* **Entries shown**:

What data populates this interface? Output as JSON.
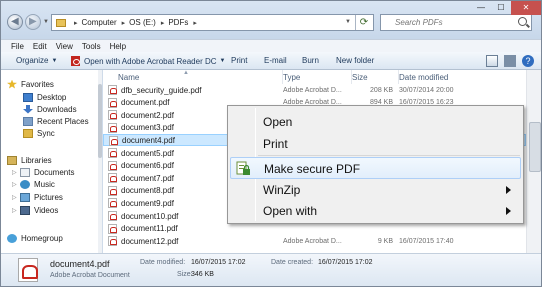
{
  "window": {
    "address": {
      "crumbs": [
        "Computer",
        "OS (E:)",
        "PDFs"
      ]
    },
    "search": {
      "placeholder": "Search PDFs"
    },
    "controls": {
      "minimize": "—",
      "maximize": "☐",
      "close": "✕"
    }
  },
  "menu": [
    "File",
    "Edit",
    "View",
    "Tools",
    "Help"
  ],
  "toolbar": {
    "organize": "Organize",
    "open_with": "Open with Adobe Acrobat Reader DC",
    "print": "Print",
    "email": "E-mail",
    "burn": "Burn",
    "new_folder": "New folder"
  },
  "nav": {
    "favorites": "Favorites",
    "desktop": "Desktop",
    "downloads": "Downloads",
    "recent": "Recent Places",
    "sync": "Sync",
    "libraries": "Libraries",
    "documents": "Documents",
    "music": "Music",
    "pictures": "Pictures",
    "videos": "Videos",
    "homegroup": "Homegroup"
  },
  "columns": {
    "name": "Name",
    "type": "Type",
    "size": "Size",
    "date": "Date modified"
  },
  "files": [
    {
      "name": "dfb_security_guide.pdf",
      "type": "Adobe Acrobat D...",
      "size": "208 KB",
      "date": "30/07/2014 20:00"
    },
    {
      "name": "document.pdf",
      "type": "Adobe Acrobat D...",
      "size": "894 KB",
      "date": "16/07/2015 16:23"
    },
    {
      "name": "document2.pdf",
      "type": "",
      "size": "",
      "date": ""
    },
    {
      "name": "document3.pdf",
      "type": "",
      "size": "",
      "date": ""
    },
    {
      "name": "document4.pdf",
      "type": "",
      "size": "",
      "date": ""
    },
    {
      "name": "document5.pdf",
      "type": "",
      "size": "",
      "date": ""
    },
    {
      "name": "document6.pdf",
      "type": "",
      "size": "",
      "date": ""
    },
    {
      "name": "document7.pdf",
      "type": "",
      "size": "",
      "date": ""
    },
    {
      "name": "document8.pdf",
      "type": "",
      "size": "",
      "date": ""
    },
    {
      "name": "document9.pdf",
      "type": "",
      "size": "",
      "date": ""
    },
    {
      "name": "document10.pdf",
      "type": "",
      "size": "",
      "date": ""
    },
    {
      "name": "document11.pdf",
      "type": "",
      "size": "",
      "date": ""
    },
    {
      "name": "document12.pdf",
      "type": "Adobe Acrobat D...",
      "size": "9 KB",
      "date": "16/07/2015 17:40"
    }
  ],
  "selected_file_index": 4,
  "context_menu": {
    "open": "Open",
    "print": "Print",
    "make_secure": "Make secure PDF",
    "winzip": "WinZip",
    "open_with": "Open with"
  },
  "details": {
    "name": "document4.pdf",
    "type": "Adobe Acrobat Document",
    "modified_label": "Date modified:",
    "modified_value": "16/07/2015 17:02",
    "created_label": "Date created:",
    "created_value": "16/07/2015 17:02",
    "size_label": "Size:",
    "size_value": "346 KB"
  },
  "colors": {
    "selection": "#cce8ff",
    "pdf_red": "#c8271f",
    "close_red": "#c6514e"
  }
}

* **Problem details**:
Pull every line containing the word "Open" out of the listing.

* **Final answer**:
    "open_with": "Open with Adobe Acrobat Reader DC",
    "open": "Open",
    "open_with": "Open with"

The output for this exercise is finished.